With scientific research galloping ahead, it can't be long before we can print things made out of metal, and then we're in big trouble. Can you say Skynet?
USB memory has become increasingly ludicrous as time has passed. We could cope with the possibility that 16MB could be stored on something the size of a finger. What we have trouble with is the concept of being able to store ten times that amount of data on something a tenth of the size.
microSD cards are the size of your fingernail, just 1mm thick and can store up to 16GB of data. This is, of course, impossible. They can be written and re-written thousands of times and survive shocks that would finish any hard drive -- also impossible. You can cover an SD card in honey, feed it to a bear, and it will still work post-digestive system, once you've picked the poo off the contacts. Impossible!
What's even more alarming is the trickery involved in SD cards is just going to get more outrageous. In the next few years we'll start to see cards that can store up to 2TB of data. That's as much as the most capacious hard drive on the market. In something the size of a fingernail.
Despite the difficulty we have believing microSD cards are possible, they very much are. Sadly, we don't understand quite how. The Wikipedia page mentions things like NAND gates and internal charge pumps, but such terms are mere gibberish, and clearly a cover-up for a far more sinister technology. The best idea we've come up with is that in each microSD card is a very tiny wormhole. This passage through space pipes data to a distant planet, where legions of enslaved Oompa Loompas store your data in half-size filing cabinets.
There are two very good quotes about quantum physics. The first is from Richard Feynman, in 1965: "I think I can safely say that nobody understands quantum mechanics." The second is from Niels Bohr, who said, "Those who are not shocked when they first come across quantum theory cannot possibly have understood it."
What makes quantum computers so terribly impossible is that they are really, really, really hard to understand. The basis of them is the idea that unlike a binary bit, a quantum bit or qubit can have more than two 'positions'. In binary computers a bit is given a value of either 1 or 0; in a quantum computer a bit can be either 1, 0 or a superposition of both.
Understand? No, that's fine, no one else does either. But trust us when we say, this is some next-level stuff. In theory, a quantum computer could be many times more efficient than a standard computer. For example, cracking encryption could be achieved in minutes or seconds, rather than many years in a traditional computer. What does that mean? Well, as the only people who'll have quantum computers for quite some time to come are governments and universities, it means your encrypted stuff isn't safe any more and physics students will be able to break into porn sites with incredible ease.

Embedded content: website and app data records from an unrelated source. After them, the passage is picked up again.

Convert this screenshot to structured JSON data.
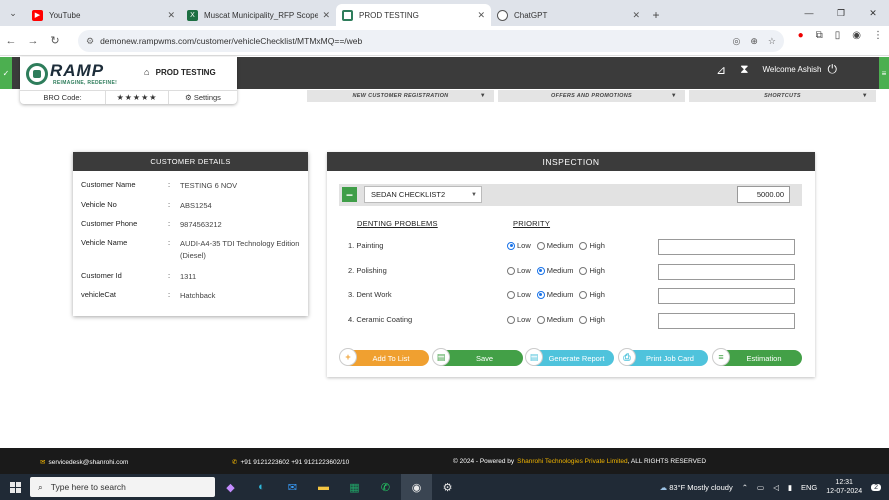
{
  "browser": {
    "tabs": [
      {
        "title": "YouTube",
        "icon_color": "#ff0000",
        "active": false
      },
      {
        "title": "Muscat Municipality_RFP Scope",
        "icon_color": "#1d6f42",
        "active": false
      },
      {
        "title": "PROD TESTING",
        "icon_color": "#2e7d5b",
        "active": true
      },
      {
        "title": "ChatGPT",
        "icon_color": "#555555",
        "active": false
      }
    ],
    "url": "demonew.rampwms.com/customer/vehicleChecklist/MTMxMQ==/web"
  },
  "app": {
    "logo_word": "RAMP",
    "logo_slogan": "REIMAGINE, REDEFINE!",
    "page_name": "PROD TESTING",
    "bro_code_label": "BRO Code:",
    "stars": "★★★★★",
    "settings_label": "Settings",
    "welcome_label": "Welcome",
    "user_name": "Ashish",
    "menus": [
      {
        "label": "NEW CUSTOMER REGISTRATION"
      },
      {
        "label": "OFFERS AND PROMOTIONS"
      },
      {
        "label": "SHORTCUTS"
      }
    ]
  },
  "customer": {
    "title": "CUSTOMER DETAILS",
    "fields": [
      {
        "key": "Customer Name",
        "value": "TESTING 6 NOV"
      },
      {
        "key": "Vehicle No",
        "value": "ABS1254"
      },
      {
        "key": "Customer Phone",
        "value": "9874563212"
      },
      {
        "key": "Vehicle Name",
        "value": "AUDI-A4-35 TDI Technology Edition (Diesel)"
      },
      {
        "key": "Customer Id",
        "value": "1311"
      },
      {
        "key": "vehicleCat",
        "value": "Hatchback"
      }
    ]
  },
  "inspection": {
    "title": "INSPECTION",
    "checklist": "SEDAN CHECKLIST2",
    "amount": "5000.00",
    "col_problems": "DENTING PROBLEMS",
    "col_priority": "PRIORITY",
    "priority_options": [
      "Low",
      "Medium",
      "High"
    ],
    "problems": [
      {
        "label": "1. Painting",
        "selected": "Low"
      },
      {
        "label": "2. Polishing",
        "selected": "Medium"
      },
      {
        "label": "3. Dent Work",
        "selected": "Medium"
      },
      {
        "label": "4. Ceramic Coating",
        "selected": ""
      }
    ],
    "buttons": [
      {
        "label": "Add To List",
        "color": "#f0a030",
        "icon": "+"
      },
      {
        "label": "Save",
        "color": "#43a047",
        "icon": "▤"
      },
      {
        "label": "Generate Report",
        "color": "#4fc3dc",
        "icon": "▤"
      },
      {
        "label": "Print Job Card",
        "color": "#4fc3dc",
        "icon": "⎙"
      },
      {
        "label": "Estimation",
        "color": "#43a047",
        "icon": "≡"
      }
    ]
  },
  "footer": {
    "email": "servicedesk@shanrohi.com",
    "phones": "+91 9121223602  +91 9121223602/10",
    "copyright_prefix": "© 2024 - Powered by",
    "company": "Shanrohi Technologies Private Limited",
    "rights": ", ALL RIGHTS RESERVED"
  },
  "taskbar": {
    "search_placeholder": "Type here to search",
    "weather": "83°F  Mostly cloudy",
    "lang": "ENG",
    "time": "12:31",
    "date": "12-07-2024",
    "notifications": "2",
    "badge": "8"
  }
}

It gets even more mind-bending when you consider the principle of quantum entanglement, which suggests that it's possible to manipulate two separate electrons, separated by considerable space, as long as they were created at the same time. Entanglement suggests that if you do one thing to one electron, its 'pair' will be subjected to the same action, even if they are separated by a considerable gap. The implications for this in computing are vast, and instantaneous communication could make very powerful computers that could quite easily take over the world and enslave the human race in nanoseconds. It would also be really good for pirating movies.